General Production Process

Naruko lacquerware - General Production Process Photo:Miyagi Prefecture Tourism Division
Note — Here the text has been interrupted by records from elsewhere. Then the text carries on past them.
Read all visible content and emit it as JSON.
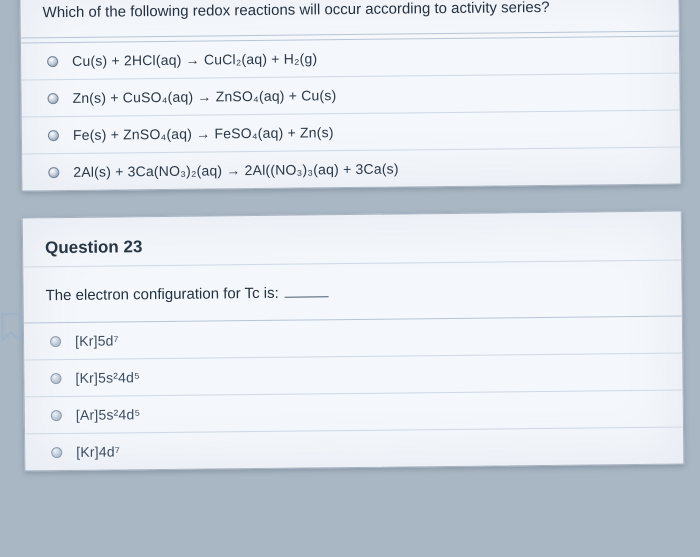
{
  "q1": {
    "prompt": "Which of the following redox reactions will occur according to activity series?",
    "options": [
      "Cu(s) + 2HCl(aq) → CuCl₂(aq) + H₂(g)",
      "Zn(s) + CuSO₄(aq) → ZnSO₄(aq) + Cu(s)",
      "Fe(s) + ZnSO₄(aq) → FeSO₄(aq) + Zn(s)",
      "2Al(s) + 3Ca(NO₃)₂(aq) → 2Al((NO₃)₃(aq) + 3Ca(s)"
    ]
  },
  "q2": {
    "number_label": "Question 23",
    "prompt": "The electron configuration for Tc is:",
    "options": [
      "[Kr]5d⁷",
      "[Kr]5s²4d⁵",
      "[Ar]5s²4d⁵",
      "[Kr]4d⁷"
    ]
  }
}
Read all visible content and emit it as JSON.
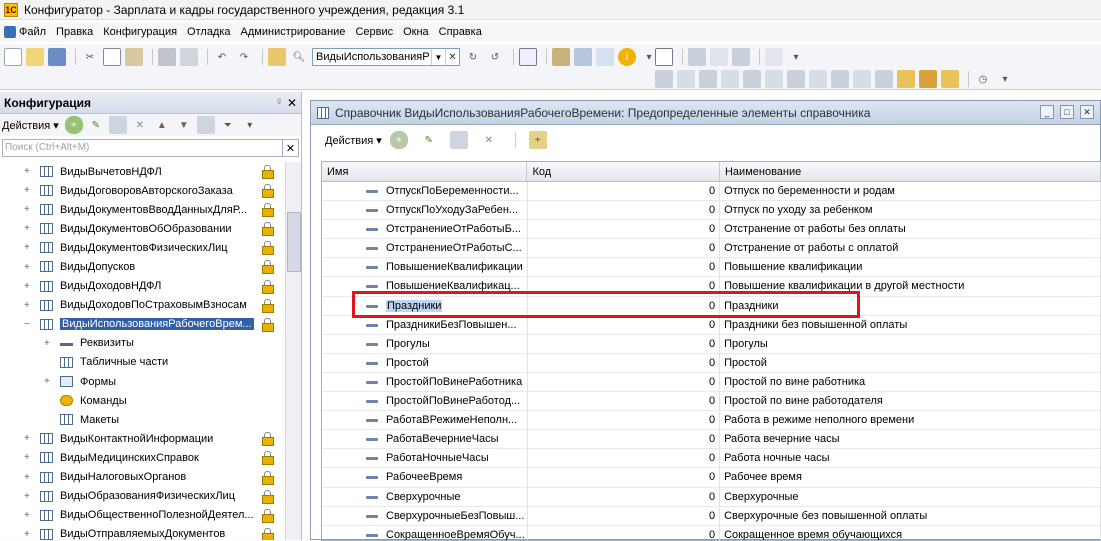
{
  "app": {
    "title": "Конфигуратор - Зарплата и кадры государственного учреждения, редакция 3.1",
    "icon_letter": "1C"
  },
  "menu": [
    {
      "label": "Файл",
      "icon": "file-icon",
      "color": "#3b6fb5"
    },
    {
      "label": "Правка",
      "icon": "",
      "color": ""
    },
    {
      "label": "Конфигурация",
      "icon": "",
      "color": ""
    },
    {
      "label": "Отладка",
      "icon": "",
      "color": ""
    },
    {
      "label": "Администрирование",
      "icon": "",
      "color": ""
    },
    {
      "label": "Сервис",
      "icon": "",
      "color": ""
    },
    {
      "label": "Окна",
      "icon": "",
      "color": ""
    },
    {
      "label": "Справка",
      "icon": "",
      "color": ""
    }
  ],
  "toolbar": {
    "search_combo_value": "ВидыИспользованияР",
    "dropdown_glyph": "▼",
    "clear_glyph": "✕"
  },
  "left_panel": {
    "title": "Конфигурация",
    "pin_glyph": "ᵍ",
    "close_glyph": "✕",
    "actions_label": "Действия",
    "search_placeholder": "Поиск (Ctrl+Alt+M)",
    "search_clear": "✕",
    "tree": [
      {
        "label": "ВидыВычетовНДФЛ",
        "level": 1,
        "icon": "catalog-icon",
        "locked": true,
        "expand": "+",
        "selected": false
      },
      {
        "label": "ВидыДоговоровАвторскогоЗаказа",
        "level": 1,
        "icon": "catalog-icon",
        "locked": true,
        "expand": "+",
        "selected": false
      },
      {
        "label": "ВидыДокументовВводДанныхДляР...",
        "level": 1,
        "icon": "catalog-icon",
        "locked": true,
        "expand": "+",
        "selected": false
      },
      {
        "label": "ВидыДокументовОбОбразовании",
        "level": 1,
        "icon": "catalog-icon",
        "locked": true,
        "expand": "+",
        "selected": false
      },
      {
        "label": "ВидыДокументовФизическихЛиц",
        "level": 1,
        "icon": "catalog-icon",
        "locked": true,
        "expand": "+",
        "selected": false
      },
      {
        "label": "ВидыДопусков",
        "level": 1,
        "icon": "catalog-icon",
        "locked": true,
        "expand": "+",
        "selected": false
      },
      {
        "label": "ВидыДоходовНДФЛ",
        "level": 1,
        "icon": "catalog-icon",
        "locked": true,
        "expand": "+",
        "selected": false
      },
      {
        "label": "ВидыДоходовПоСтраховымВзносам",
        "level": 1,
        "icon": "catalog-icon",
        "locked": true,
        "expand": "+",
        "selected": false
      },
      {
        "label": "ВидыИспользованияРабочегоВрем...",
        "level": 1,
        "icon": "catalog-icon",
        "locked": true,
        "expand": "−",
        "selected": true
      },
      {
        "label": "Реквизиты",
        "level": 2,
        "icon": "attributes-icon",
        "locked": false,
        "expand": "+",
        "selected": false
      },
      {
        "label": "Табличные части",
        "level": 2,
        "icon": "tabular-icon",
        "locked": false,
        "expand": "",
        "selected": false
      },
      {
        "label": "Формы",
        "level": 2,
        "icon": "forms-icon",
        "locked": false,
        "expand": "+",
        "selected": false
      },
      {
        "label": "Команды",
        "level": 2,
        "icon": "commands-icon",
        "locked": false,
        "expand": "",
        "selected": false
      },
      {
        "label": "Макеты",
        "level": 2,
        "icon": "templates-icon",
        "locked": false,
        "expand": "",
        "selected": false
      },
      {
        "label": "ВидыКонтактнойИнформации",
        "level": 1,
        "icon": "catalog-icon",
        "locked": true,
        "expand": "+",
        "selected": false
      },
      {
        "label": "ВидыМедицинскихСправок",
        "level": 1,
        "icon": "catalog-icon",
        "locked": true,
        "expand": "+",
        "selected": false
      },
      {
        "label": "ВидыНалоговыхОрганов",
        "level": 1,
        "icon": "catalog-icon",
        "locked": true,
        "expand": "+",
        "selected": false
      },
      {
        "label": "ВидыОбразованияФизическихЛиц",
        "level": 1,
        "icon": "catalog-icon",
        "locked": true,
        "expand": "+",
        "selected": false
      },
      {
        "label": "ВидыОбщественноПолезнойДеятел...",
        "level": 1,
        "icon": "catalog-icon",
        "locked": true,
        "expand": "+",
        "selected": false
      },
      {
        "label": "ВидыОтправляемыхДокументов",
        "level": 1,
        "icon": "catalog-icon",
        "locked": true,
        "expand": "+",
        "selected": false
      }
    ]
  },
  "window": {
    "title": "Справочник ВидыИспользованияРабочегоВремени: Предопределенные элементы справочника",
    "actions_label": "Действия",
    "columns": [
      "Имя",
      "Код",
      "Наименование"
    ],
    "rows": [
      {
        "name": "ОтпускПоБеременности...",
        "code": "0",
        "desc": "Отпуск по беременности и родам",
        "selected": false
      },
      {
        "name": "ОтпускПоУходуЗаРебен...",
        "code": "0",
        "desc": "Отпуск по уходу за ребенком",
        "selected": false
      },
      {
        "name": "ОтстранениеОтРаботыБ...",
        "code": "0",
        "desc": "Отстранение от работы без оплаты",
        "selected": false
      },
      {
        "name": "ОтстранениеОтРаботыС...",
        "code": "0",
        "desc": "Отстранение от работы с оплатой",
        "selected": false
      },
      {
        "name": "ПовышениеКвалификации",
        "code": "0",
        "desc": "Повышение квалификации",
        "selected": false
      },
      {
        "name": "ПовышениеКвалификац...",
        "code": "0",
        "desc": "Повышение квалификации в другой местности",
        "selected": false
      },
      {
        "name": "Праздники",
        "code": "0",
        "desc": "Праздники",
        "selected": true
      },
      {
        "name": "ПраздникиБезПовышен...",
        "code": "0",
        "desc": "Праздники без повышенной оплаты",
        "selected": false
      },
      {
        "name": "Прогулы",
        "code": "0",
        "desc": "Прогулы",
        "selected": false
      },
      {
        "name": "Простой",
        "code": "0",
        "desc": "Простой",
        "selected": false
      },
      {
        "name": "ПростойПоВинеРаботника",
        "code": "0",
        "desc": "Простой по вине работника",
        "selected": false
      },
      {
        "name": "ПростойПоВинеРаботод...",
        "code": "0",
        "desc": "Простой по вине работодателя",
        "selected": false
      },
      {
        "name": "РаботаВРежимеНеполн...",
        "code": "0",
        "desc": "Работа в режиме неполного времени",
        "selected": false
      },
      {
        "name": "РаботаВечерниеЧасы",
        "code": "0",
        "desc": "Работа вечерние часы",
        "selected": false
      },
      {
        "name": "РаботаНочныеЧасы",
        "code": "0",
        "desc": "Работа ночные часы",
        "selected": false
      },
      {
        "name": "РабочееВремя",
        "code": "0",
        "desc": "Рабочее время",
        "selected": false
      },
      {
        "name": "Сверхурочные",
        "code": "0",
        "desc": "Сверхурочные",
        "selected": false
      },
      {
        "name": "СверхурочныеБезПовыш...",
        "code": "0",
        "desc": "Сверхурочные без повышенной оплаты",
        "selected": false
      },
      {
        "name": "СокращенноеВремяОбуч...",
        "code": "0",
        "desc": "Сокращенное время обучающихся",
        "selected": false
      }
    ]
  },
  "colors": {
    "highlight": "#e0151c",
    "selection": "#3160a9"
  }
}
  1. 1. Rusting First, wood that has been fully dried is sawed into squares of the proper sizes. Next, the pieces are cut into rough shapes, dried again, and formed into the desired shape. Round items such as bowls can be made by cutting the wood with large and small planes of various shapes while turning it on a lathe. Wood base production is done by professional woodturners instead of the lacquer craftsmen. Then, the wood base is finely smoothed, reinforced, and hardened before the first coating is applied. Adhesive containing kokuso (raw lacquer) is applied over small scratches and joints on the surface of the wood base, and the pieces are dried before being shaped by polishing. This process of applying raw lacquer to the entire wood base and drying increases the strength of the wood and the first coating becomes easy to apply. After this, rusting is done to flatten the surface of the wood and increase its strength. Small holes on the surface of the wood base are filled with the application of a rust base made by kneading together polishing powder, lacquer, and water. The craft is dried for a whole day after being coated, and the rusting is repeated multiple times.
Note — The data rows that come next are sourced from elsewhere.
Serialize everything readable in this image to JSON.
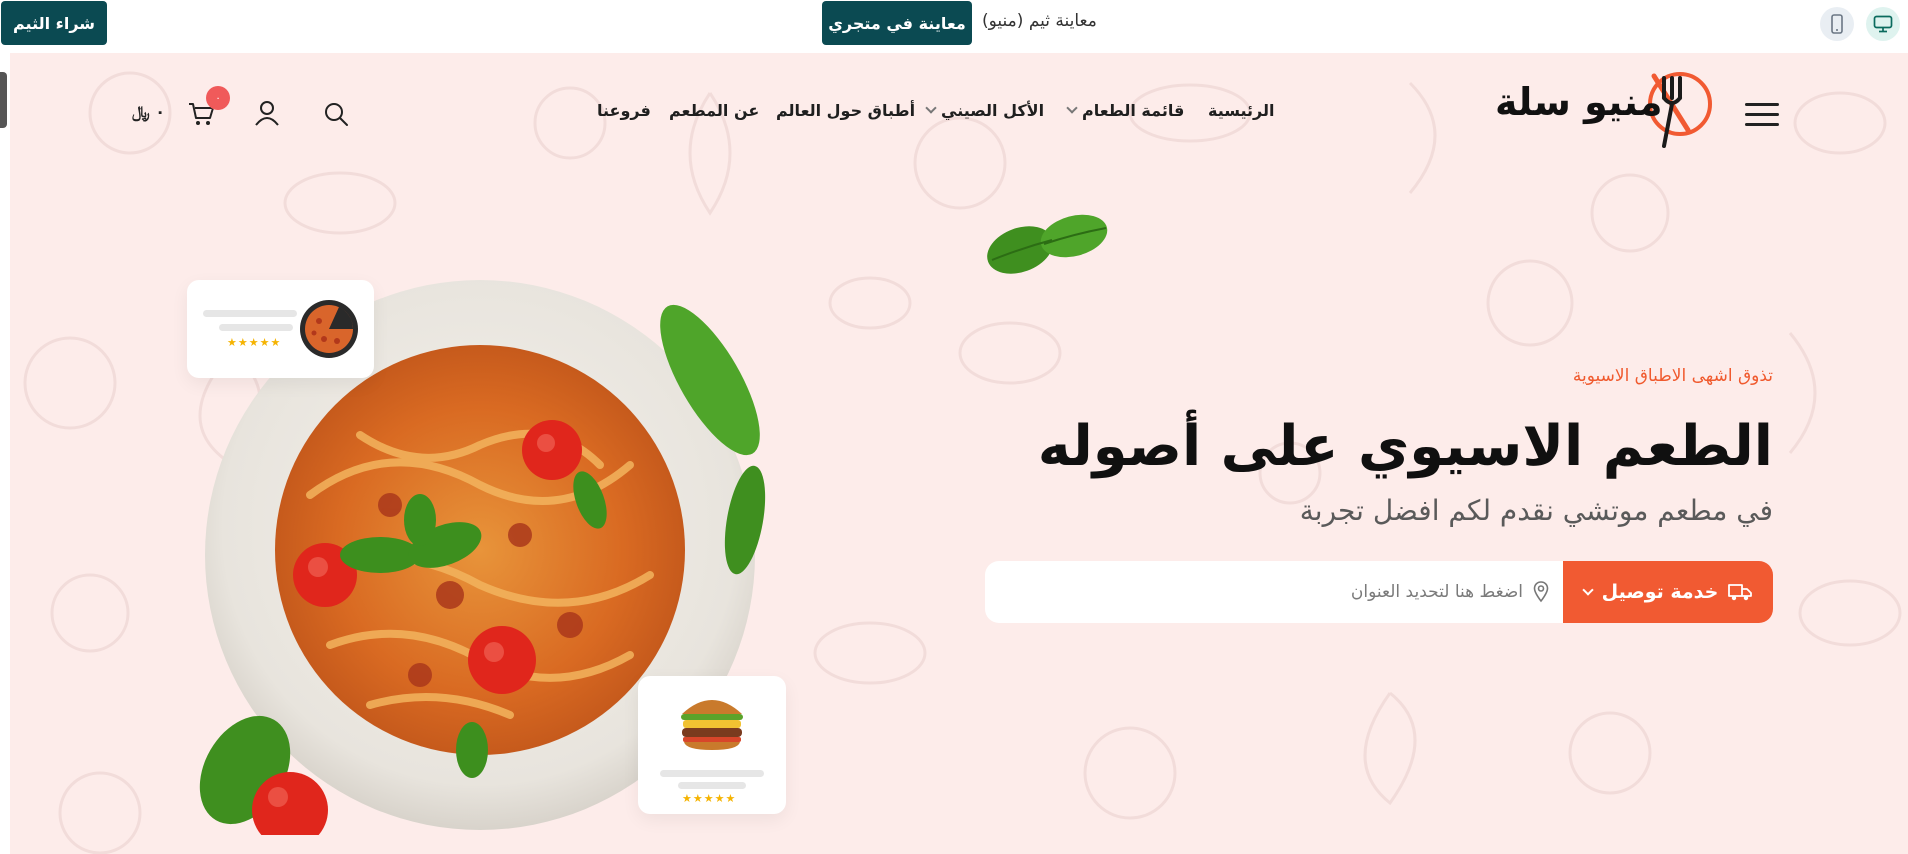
{
  "preview_bar": {
    "buy_theme_label": "شراء الثيم",
    "preview_store_label": "معاينة في متجري",
    "theme_preview_text": "معاينة ثيم (منيو)",
    "device_icons": [
      "desktop-icon",
      "mobile-icon"
    ]
  },
  "header": {
    "logo_text": "منيو سلة",
    "nav": [
      {
        "label": "الرئيسية",
        "has_dropdown": false
      },
      {
        "label": "قائمة الطعام",
        "has_dropdown": true
      },
      {
        "label": "الأكل الصيني",
        "has_dropdown": true
      },
      {
        "label": "أطباق حول العالم",
        "has_dropdown": false
      },
      {
        "label": "عن المطعم",
        "has_dropdown": false
      },
      {
        "label": "فروعنا",
        "has_dropdown": false
      }
    ],
    "cart_count": "٠",
    "cart_total": "٠ ﷼",
    "icons": [
      "search-icon",
      "user-icon",
      "cart-icon"
    ]
  },
  "hero": {
    "tagline": "تذوق اشهى الاطباق الاسيوية",
    "headline": "الطعم الاسيوي على أصوله",
    "subline": "في مطعم موتشي نقدم لكم افضل تجربة",
    "delivery_label": "خدمة توصيل",
    "address_placeholder": "اضغط هنا لتحديد العنوان",
    "pizza_card_stars": "★★★★★",
    "burger_card_stars": "★★★★★"
  },
  "colors": {
    "accent": "#f15a32",
    "brand_dark": "#0b4a52",
    "hero_bg": "#fdecea",
    "badge": "#f05a5a"
  }
}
  2. 2. Rust polishing Pieces that have been rusted and dried thoroughly are polished with water. In this process called rust polishing, small protrusions on the surface of the item are planed until they become flat, and the surface is prepared so that lacquer becomes easy to apply. Then, the pieces are coated, dried, and polished repeatedly to harden the foundation of the lacquerware. The sturdiness of the foundation is directly connected to the strength of the finished product, and although not visible, it also has a deep effect on the quality and price of the lacquerware.
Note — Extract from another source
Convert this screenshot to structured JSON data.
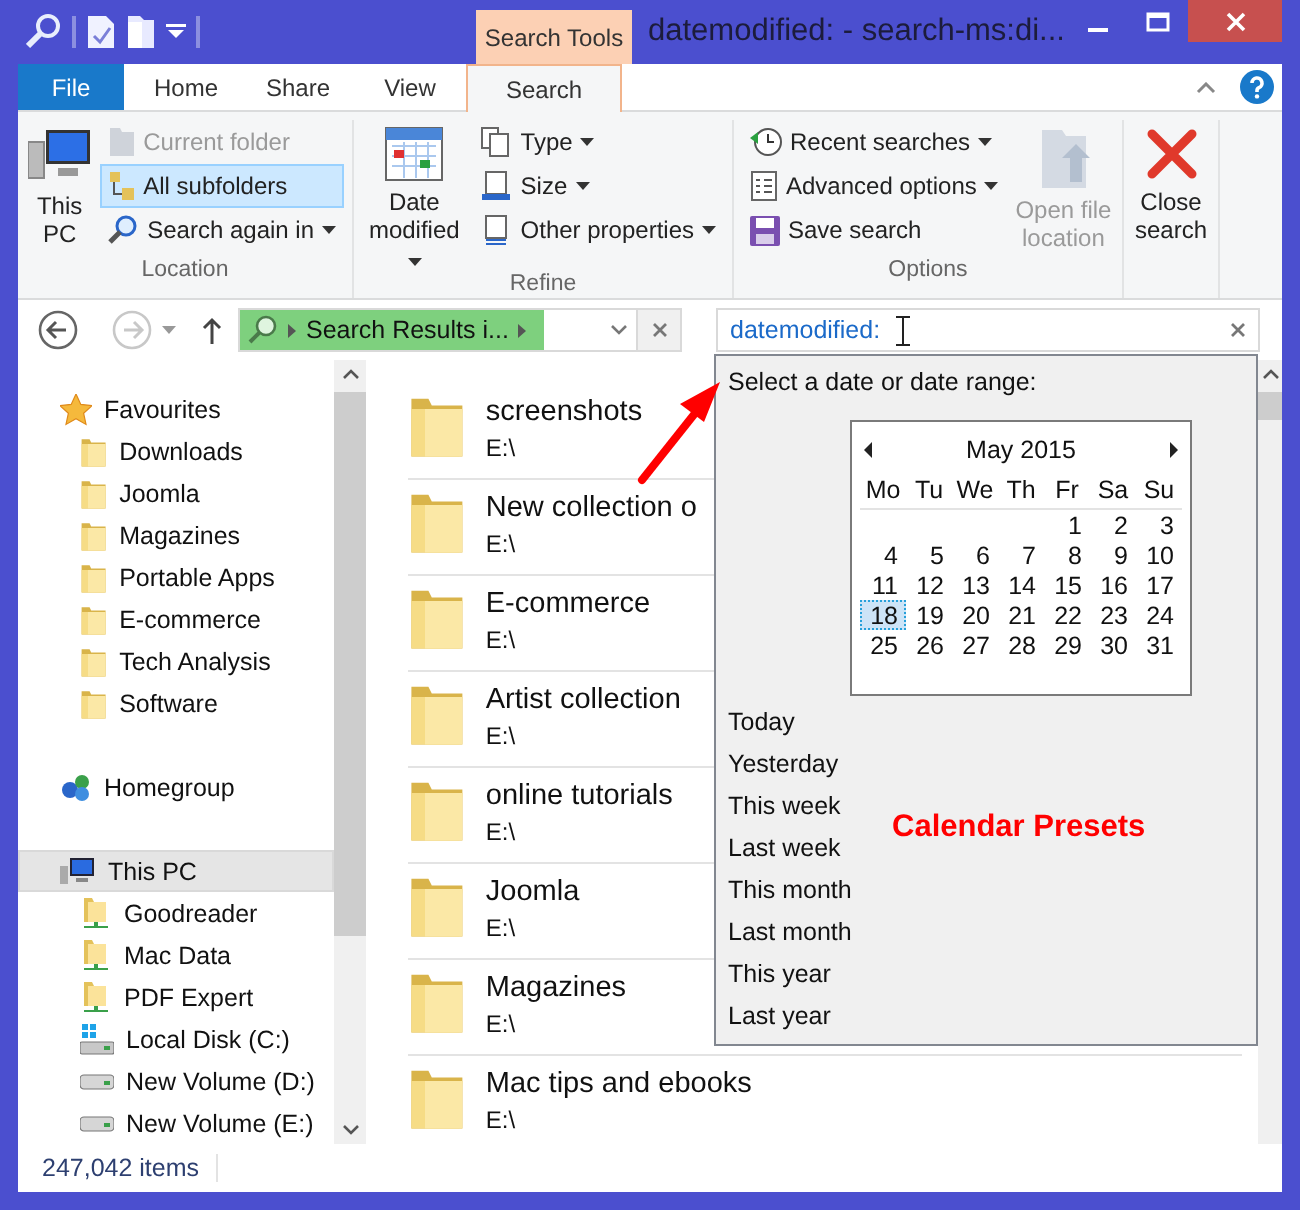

  3. 3. Intermediate coating After the first coat has been completed, it is finally time to apply the lacquer. A special lacquer in a color that goes well with the overcoating is used for this intermediate coating process.
  4. 4. Intermediate polishing The lacquer applied as intermediate coating is dried evenly while rotating in a special rotating tub. After drying, the surface is polished and flattened in the same way as the rust polishing process. By repeating the intermediate coating and polishing processes several times, the beauty and transparency of the lacquer are emphasized.
  5. 5. Final coating The last step is final coating, which determines the beauty of the lacquerware. The process is similar to that of intermediate coating. However, a fine quality lacquer with a high level of purity is used for final coating, and the lacquer is applied in an exclusive room to avoid dirt and dust. Various techniques are used here too, including hana-nuri which is a coating technique that finishes up the lacquerware with a mirror-like shine without polishing the surface and roiro-nuri which is a coating using black lacquer called roiro-urushi. After lacquering is complete, any required decoration is added. While Naruko lacquerware is beautiful without additional decoration, the application of maki-e (gold/silver dust) or patterns adds gorgeous color and produces fine pieces with distinctive beauty.

See more Lacquerware

See items made in Miyagi